But when the two players undoutedly meet again, it is difficult to fathom just how Nadal might go about toppling Djokovic from his perch. In much the same way Federer let his ascendancy slip back in 2008 on the grass of SW19, this loss in Melbourne could really represent the changing of the tennis hierarchy as it was a contest that will permanently etch itself into the psyche of both of these champions.

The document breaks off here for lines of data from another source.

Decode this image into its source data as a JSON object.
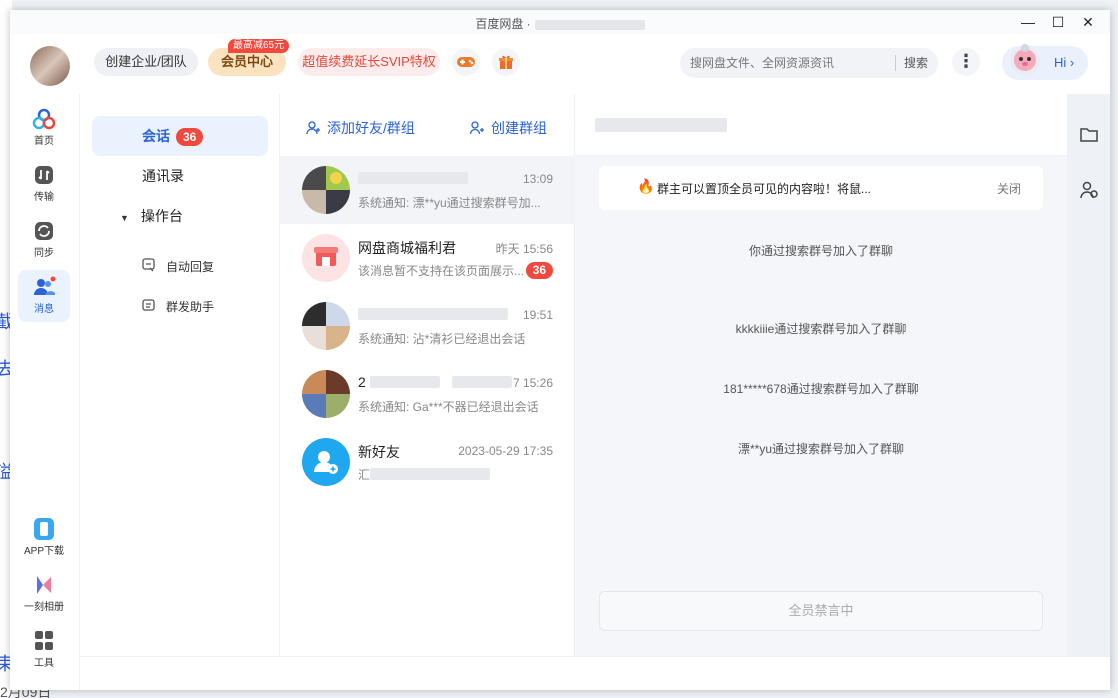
{
  "window": {
    "title": "百度网盘 ·"
  },
  "background": {
    "bottom_text": "2月09日"
  },
  "topbar": {
    "team_button": "创建企业/团队",
    "vip_button": "会员中心",
    "vip_badge": "最高减65元",
    "svip_button": "超值续费延长SVIP特权",
    "search_placeholder": "搜网盘文件、全网资源资讯",
    "search_button": "搜索",
    "user_greeting": "Hi ›"
  },
  "rail": {
    "items": [
      {
        "label": "首页"
      },
      {
        "label": "传输"
      },
      {
        "label": "同步"
      },
      {
        "label": "消息"
      }
    ],
    "bottom_items": [
      {
        "label": "APP下载"
      },
      {
        "label": "一刻相册"
      },
      {
        "label": "工具"
      }
    ]
  },
  "nav": {
    "chat_label": "会话",
    "chat_badge": "36",
    "contacts_label": "通讯录",
    "console_label": "操作台",
    "auto_reply_label": "自动回复",
    "mass_send_label": "群发助手"
  },
  "conversations": {
    "add_friend_label": "添加好友/群组",
    "create_group_label": "创建群组",
    "items": [
      {
        "name": "",
        "time": "13:09",
        "message": "系统通知: 漂**yu通过搜索群号加...",
        "badge": ""
      },
      {
        "name": "网盘商城福利君",
        "time": "昨天 15:56",
        "message": "该消息暂不支持在该页面展示...",
        "badge": "36"
      },
      {
        "name": "",
        "time": "19:51",
        "message": "系统通知: 沾*清衫已经退出会话",
        "badge": ""
      },
      {
        "name": "2",
        "time": "7 15:26",
        "message": "系统通知: Ga***不器已经退出会话",
        "badge": ""
      },
      {
        "name": "新好友",
        "time": "2023-05-29 17:35",
        "message": "汇",
        "badge": ""
      }
    ]
  },
  "chat": {
    "pinned_text": "群主可以置顶全员可见的内容啦！将鼠...",
    "pinned_close": "关闭",
    "system_messages": [
      "你通过搜索群号加入了群聊",
      "kkkkiiie通过搜索群号加入了群聊",
      "181*****678通过搜索群号加入了群聊",
      "漂**yu通过搜索群号加入了群聊"
    ],
    "mute_label": "全员禁言中"
  }
}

The match made for fascinating tennis and was a topsy-turvy encounter with both players looking destined for victory at different stages. Despite starting the stronger of the two, Nadal looked a shadow of his usual self in the 4th set, and faced 3 break points at 3-4 down with Novak seemingly cruising toward victory. But displaying the tenacity that’s led the us to revere the Spaniard, Nadal rose from the dead and had all the momentum going into the 5th set. Like a dazed heavyweight, Djokovic could barely walk through the closing stages and it looked a virtual impossibility that he could conjure the strength to continue as the match inched towards 6 hours. But he somehow found the energy and secured his 3rd Australian Open crown with a cool head and some big hitting. Nadal must really be wondering how he can beat Novak, knowing that he had the huge advantage over his opponent with an extra days rest and the fact that Djokovic’s semi final was also an epic, energy-zapping 5 setter.

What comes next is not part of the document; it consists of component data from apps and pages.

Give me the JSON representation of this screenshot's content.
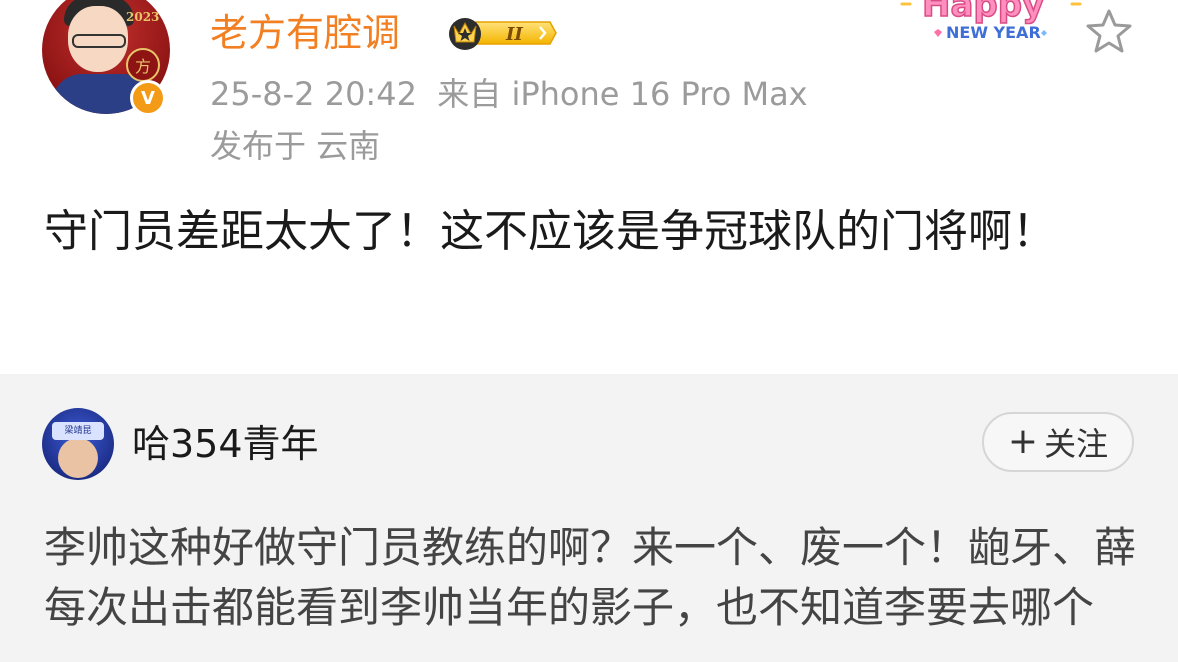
{
  "post": {
    "username": "老方有腔调",
    "vip_level": "II",
    "verify_mark": "V",
    "avatar": {
      "year_text": "2023",
      "badge_text": "方"
    },
    "timestamp": "25-8-2 20:42",
    "source": "来自 iPhone 16 Pro Max",
    "location": "发布于 云南",
    "sticker": {
      "line1": "Happy",
      "line2": "NEW YEAR"
    },
    "text": "守门员差距太大了！这不应该是争冠球队的门将啊！",
    "icons": {
      "favorite": "star-icon",
      "vip": "crown-icon"
    }
  },
  "comment": {
    "username": "哈354青年",
    "avatar_band_text": "梁靖昆",
    "follow_label": "关注",
    "follow_plus": "+",
    "text": "李帅这种好做守门员教练的啊？来一个、废一个！龅牙、薛每次出击都能看到李帅当年的影子，也不知道李要去哪个"
  },
  "colors": {
    "username": "#f27f21",
    "meta": "#9b9b9b",
    "verify": "#f39a16",
    "comment_bg": "#f3f3f3"
  }
}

So lets make the relatively safe assumption that with his amazing serve volley style, Sampras reached a level of grand slam success that left the likes of Laver, Borg & Emerson behind and hence, was anointed the greatest ever player. Federer eclipsed this record with his effortless ground strokes and an eerie ease that led him to take over the greatest ever title. Along came Rafa and with his intestinal fortitude, mental strength and superior head to head record against Fed, he snatched the tag for the briefest of moments. Enter No-Djo with his robotically consistent ground strokes and his ability to put the ball within a few inches of the line with amazing regularity, and as he now has the clear edge on Rafa, can lay claim to the title of the best of all time. Seems like decent sporting logic to me.

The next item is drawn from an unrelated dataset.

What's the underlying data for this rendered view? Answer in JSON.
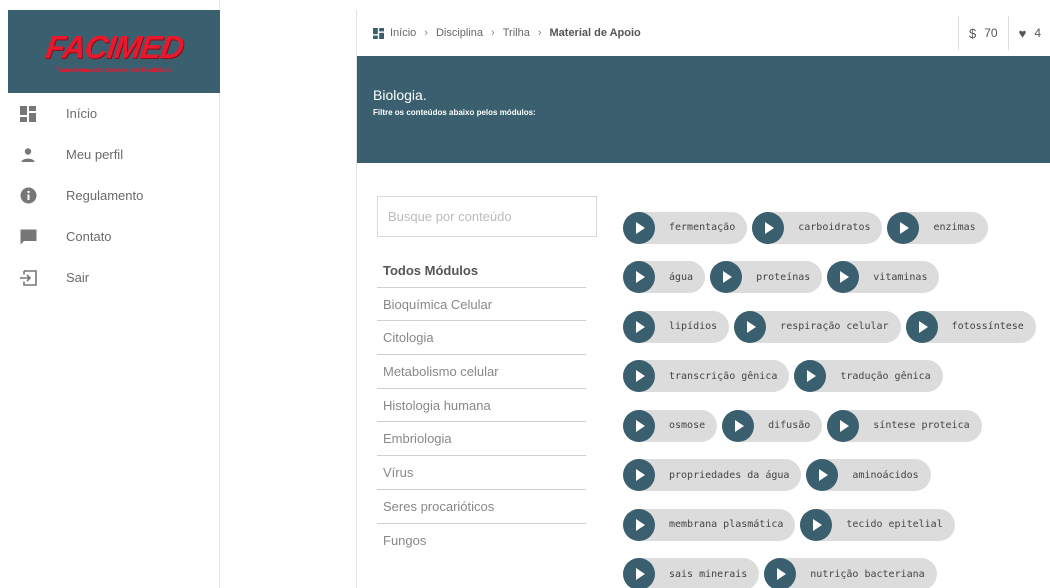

There are many out there that say, why don’t we just shut the hell up and enjoy the tennis. Quit swabbling about the greatest of all time & stop and smell the can of freshly cracked tennis balls. But the debate is sure to rage on like the homophobia burning in the soul of Margaret Court. Given that it is a sport that is based around an, albeit a somewhat flawed, points & ranking system, the question will inevitably arise.
Maybe Rocket Rod did have a point in that it is difficult to compare those from different eras. But we are now in the unique situation that 3 of these guys are still currently duking it out against each other, so the question seems more relevant than ever. If the Tennis Terminator continues on his path of Grand Slam destruction and maintains this phenomenal level for the next few seasons, when it comes to this reoccurring debate over the greatest ever tennis player, it must be – advantage Djokovic.